There is no greater obstacle to job creation in the retail industry than being forbidden from opening your doors to trade due to government regulation.
It remains the case that many states across Australia maintain complex and excessive layers of regulation concerning retail trading hours. The different legislation requirements for retailers throughout Australia proves problematic for businesses and often creates confusion for consumers.
The ACT and Northern Territory both have unrestricted retail trading hours, while NSW and Tasmania both have relatively low levels of regulation on when retail businesses can and can’t open. However, current legislation in Victoria, Western Australia, South Australia and Queensland are quite complex and in deep need of modernisation.
The Queensland Government recently announced that it will establish a reference group to consider how Queensland could address anomalies within the State’s complex retail trading laws. The review was instigated following a proposal from the government to make Easter Sunday a public holiday and I’m pleased to announce that the National Retail Association is one of the key stakeholders participating in the review.
While the NRA is open to the idea of allowing retailers across Queensland having the choice to open their doors on Easter Sunday, this should be done in conjunction with reform to the State’s Trading Act. It is already the case that some retail outlets in some parts of Queensland, are already able to trade on Easter Sunday, while others are not. Given the archaic nature of the current laws, it is entirely plausible that many Queensland retail outlets will remain closed unless corresponding changes are also made to the laws governing retail trade.
The current system must be simplified and clarified in order to bring the legal framework into line with consumer needs and community standards. It is incredible to think that in Queensland there are in excess of 50 separate trading zones, each with different rules. We look forward to working with the Minister and other stakeholders to achieve reform that allows greater flexibility for retailers and that better serves the needs of Queensland consumers.
Not only does the NRA hope to play a constructive role with the Queensland Government on this issue, but we also hope this in turn provokes similar action in other states currently operating under rigorous and outdated legislation.

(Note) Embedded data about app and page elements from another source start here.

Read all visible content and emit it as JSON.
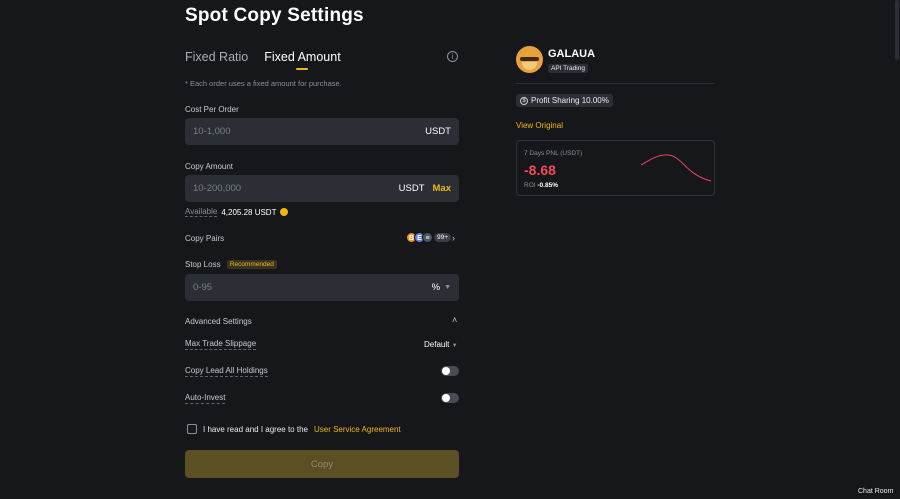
{
  "page": {
    "title": "Spot Copy Settings"
  },
  "tabs": [
    {
      "label": "Fixed Ratio",
      "active": false
    },
    {
      "label": "Fixed Amount",
      "active": true
    }
  ],
  "note": "* Each order uses a fixed amount for purchase.",
  "cost_per_order": {
    "label": "Cost Per Order",
    "placeholder": "10-1,000",
    "unit": "USDT"
  },
  "copy_amount": {
    "label": "Copy Amount",
    "placeholder": "10-200,000",
    "unit": "USDT",
    "max_label": "Max"
  },
  "available": {
    "label": "Available",
    "value": "4,205.28 USDT"
  },
  "copy_pairs": {
    "label": "Copy Pairs",
    "coins": [
      "B",
      "E",
      "≡"
    ],
    "more": "99+"
  },
  "stop_loss": {
    "label": "Stop Loss",
    "badge": "Recommended",
    "placeholder": "0-95",
    "unit": "%"
  },
  "advanced": {
    "title": "Advanced Settings",
    "max_slippage": {
      "label": "Max Trade Slippage",
      "value": "Default"
    },
    "copy_lead": {
      "label": "Copy Lead All Holdings",
      "enabled": false
    },
    "auto_invest": {
      "label": "Auto-Invest",
      "enabled": false
    }
  },
  "agreement": {
    "text": "I have read and I agree to the",
    "link": "User Service Agreement",
    "checked": false
  },
  "copy_button": {
    "label": "Copy"
  },
  "trader": {
    "name": "GALAUA",
    "badge": "API Trading",
    "profit_sharing": "Profit Sharing 10.00%",
    "view_original": "View Original",
    "pnl_label": "7 Days PNL (USDT)",
    "pnl_value": "-8.68",
    "roi_label": "ROI",
    "roi_value": "-0.85%"
  },
  "chat_room": "Chat Room",
  "colors": {
    "accent": "#f0b90b",
    "negative": "#f6465d",
    "background": "#16171b",
    "field": "#2b2e35"
  }
}
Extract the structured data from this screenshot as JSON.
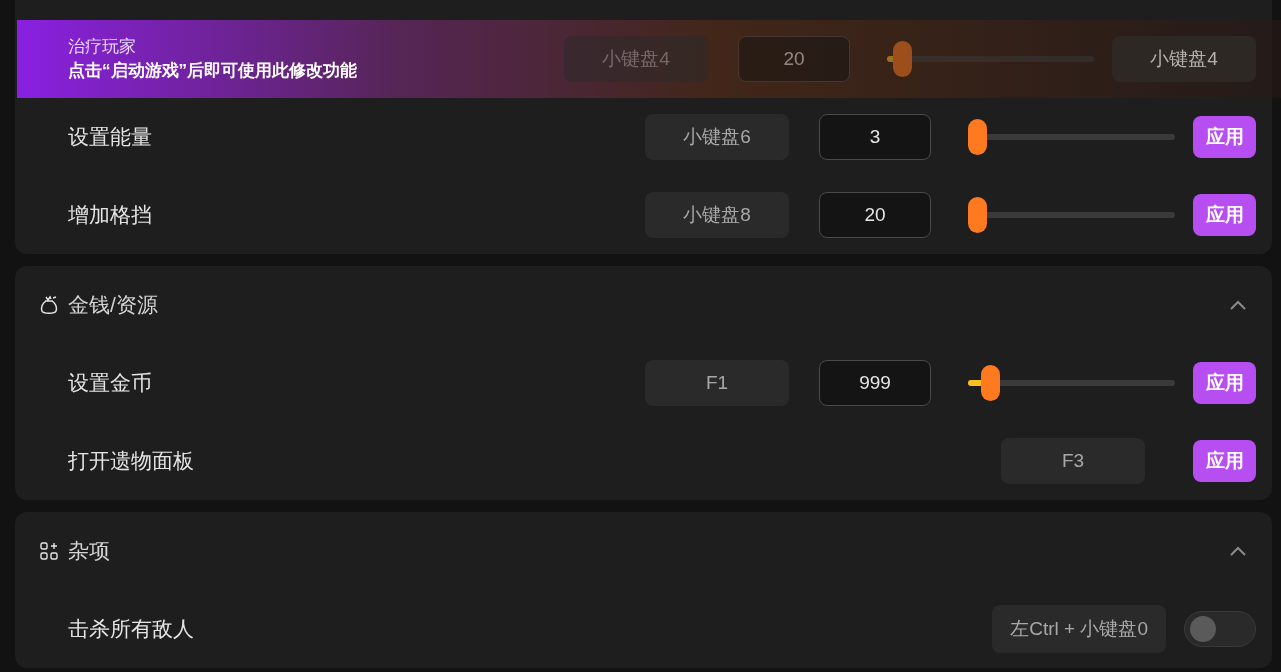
{
  "sections": [
    {
      "rows": [
        {
          "kind": "slider",
          "hotkey": "小键盘4",
          "value": "20",
          "level": 0.03,
          "action": {
            "kind": "key",
            "label": "小键盘4"
          },
          "notice": {
            "title": "治疗玩家",
            "message": "点击“启动游戏”后即可使用此修改功能"
          }
        },
        {
          "kind": "slider",
          "label": "设置能量",
          "hotkey": "小键盘6",
          "value": "3",
          "level": 0,
          "action": {
            "kind": "apply",
            "label": "应用"
          }
        },
        {
          "kind": "slider",
          "label": "增加格挡",
          "hotkey": "小键盘8",
          "value": "20",
          "level": 0,
          "action": {
            "kind": "apply",
            "label": "应用"
          }
        }
      ]
    },
    {
      "title": "金钱/资源",
      "expanded": true,
      "rows": [
        {
          "kind": "slider",
          "label": "设置金币",
          "hotkey": "F1",
          "value": "999",
          "level": 0.07,
          "action": {
            "kind": "apply",
            "label": "应用"
          }
        },
        {
          "kind": "button",
          "label": "打开遗物面板",
          "hotkey": "F3",
          "action": {
            "kind": "apply",
            "label": "应用"
          }
        }
      ]
    },
    {
      "title": "杂项",
      "expanded": true,
      "rows": [
        {
          "kind": "toggle",
          "label": "击杀所有敌人",
          "hotkey": "左Ctrl + 小键盘0",
          "on": false
        }
      ]
    }
  ]
}
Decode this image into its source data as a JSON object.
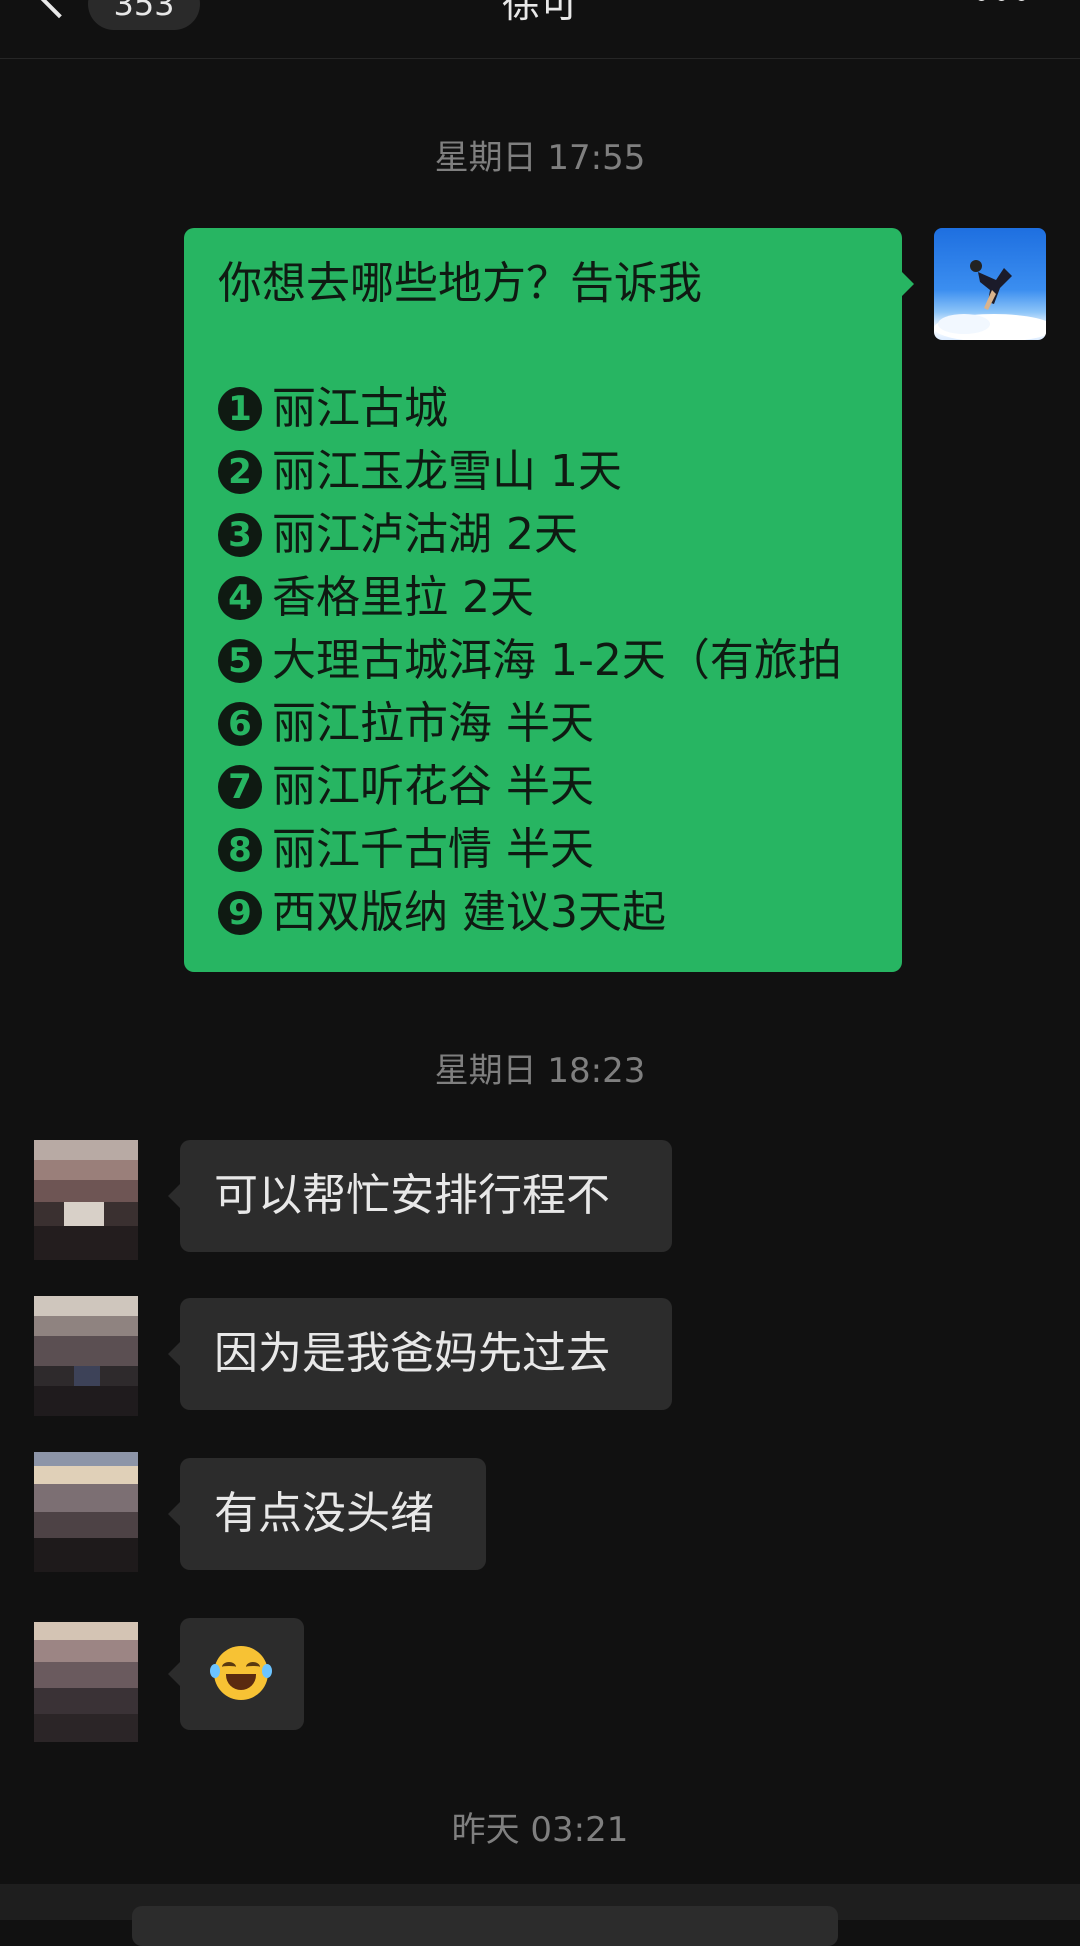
{
  "header": {
    "unread_count": "353",
    "title": "徐可",
    "icons": [
      "back-icon",
      "more-icon"
    ]
  },
  "timestamps": [
    "星期日 17:55",
    "星期日 18:23",
    "昨天 03:21"
  ],
  "outgoing": {
    "intro": "你想去哪些地方？告诉我",
    "numbers": [
      "1",
      "2",
      "3",
      "4",
      "5",
      "6",
      "7",
      "8",
      "9"
    ],
    "items": [
      "丽江古城",
      "丽江玉龙雪山 1天",
      "丽江泸沽湖 2天",
      "香格里拉 2天",
      "大理古城洱海 1-2天（有旅拍",
      "丽江拉市海 半天",
      "丽江听花谷 半天",
      "丽江千古情 半天",
      "西双版纳 建议3天起"
    ],
    "bubble_color": "#27b562"
  },
  "incoming": [
    "可以帮忙安排行程不",
    "因为是我爸妈先过去",
    "有点没头绪",
    "😂"
  ],
  "incoming_emoji_icon": "face-with-tears-of-joy-icon",
  "colors": {
    "background": "#111111",
    "incoming_bubble": "#2c2c2c"
  }
}
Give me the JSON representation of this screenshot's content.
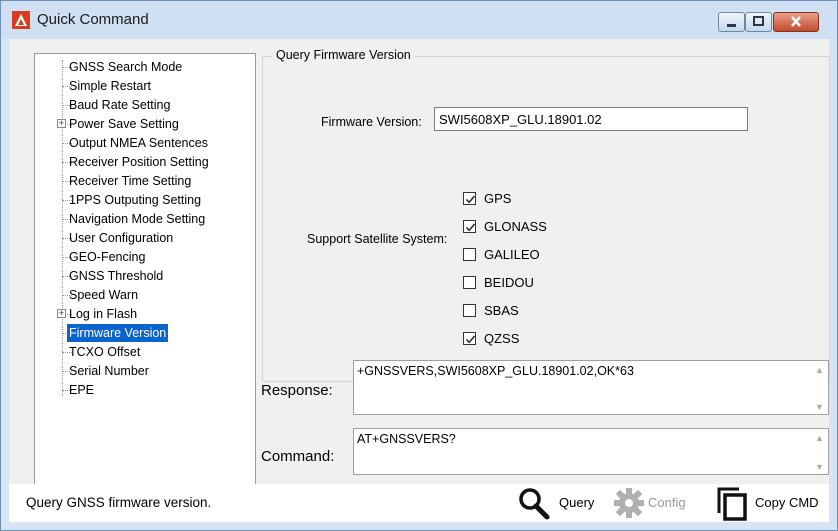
{
  "window": {
    "title": "Quick Command"
  },
  "tree": {
    "items": [
      {
        "label": "GNSS Search Mode",
        "expandable": false
      },
      {
        "label": "Simple Restart",
        "expandable": false
      },
      {
        "label": "Baud Rate Setting",
        "expandable": false
      },
      {
        "label": "Power Save Setting",
        "expandable": true
      },
      {
        "label": "Output NMEA Sentences",
        "expandable": false
      },
      {
        "label": "Receiver Position Setting",
        "expandable": false
      },
      {
        "label": "Receiver Time Setting",
        "expandable": false
      },
      {
        "label": "1PPS Outputing Setting",
        "expandable": false
      },
      {
        "label": "Navigation Mode Setting",
        "expandable": false
      },
      {
        "label": "User Configuration",
        "expandable": false
      },
      {
        "label": "GEO-Fencing",
        "expandable": false
      },
      {
        "label": "GNSS Threshold",
        "expandable": false
      },
      {
        "label": "Speed Warn",
        "expandable": false
      },
      {
        "label": "Log in Flash",
        "expandable": true
      },
      {
        "label": "Firmware Version",
        "expandable": false,
        "selected": true
      },
      {
        "label": "TCXO Offset",
        "expandable": false
      },
      {
        "label": "Serial Number",
        "expandable": false
      },
      {
        "label": "EPE",
        "expandable": false
      }
    ]
  },
  "panel": {
    "group_title": "Query Firmware Version",
    "firmware_label": "Firmware Version:",
    "firmware_value": "SWI5608XP_GLU.18901.02",
    "satellite_label": "Support Satellite System:",
    "satellites": [
      {
        "label": "GPS",
        "checked": true
      },
      {
        "label": "GLONASS",
        "checked": true
      },
      {
        "label": "GALILEO",
        "checked": false
      },
      {
        "label": "BEIDOU",
        "checked": false
      },
      {
        "label": "SBAS",
        "checked": false
      },
      {
        "label": "QZSS",
        "checked": true
      }
    ]
  },
  "response": {
    "label": "Response:",
    "value": "+GNSSVERS,SWI5608XP_GLU.18901.02,OK*63"
  },
  "command": {
    "label": "Command:",
    "value": "AT+GNSSVERS?"
  },
  "statusbar": {
    "text": "Query GNSS firmware version.",
    "query_label": "Query",
    "config_label": "Config",
    "copy_label": "Copy CMD"
  },
  "colors": {
    "selection": "#0a64cc",
    "titlebar": "#cfe0f3",
    "close": "#c34a2c",
    "disabled": "#9a9a9a"
  }
}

The NRA firmly believes that individual retail businesses are the one’s best placed to determine whether opening their doors for trade is in their interest or not. Retailers will always have a far greater understanding of consumer preferences than a bureaucrat within a government agency.
If progress is able to be made with respect to retail trading laws in Queensland, the NRA is hopeful that this will also lead to corresponding reform in other states that presently impose extensive regulatory burdens on retail businesses.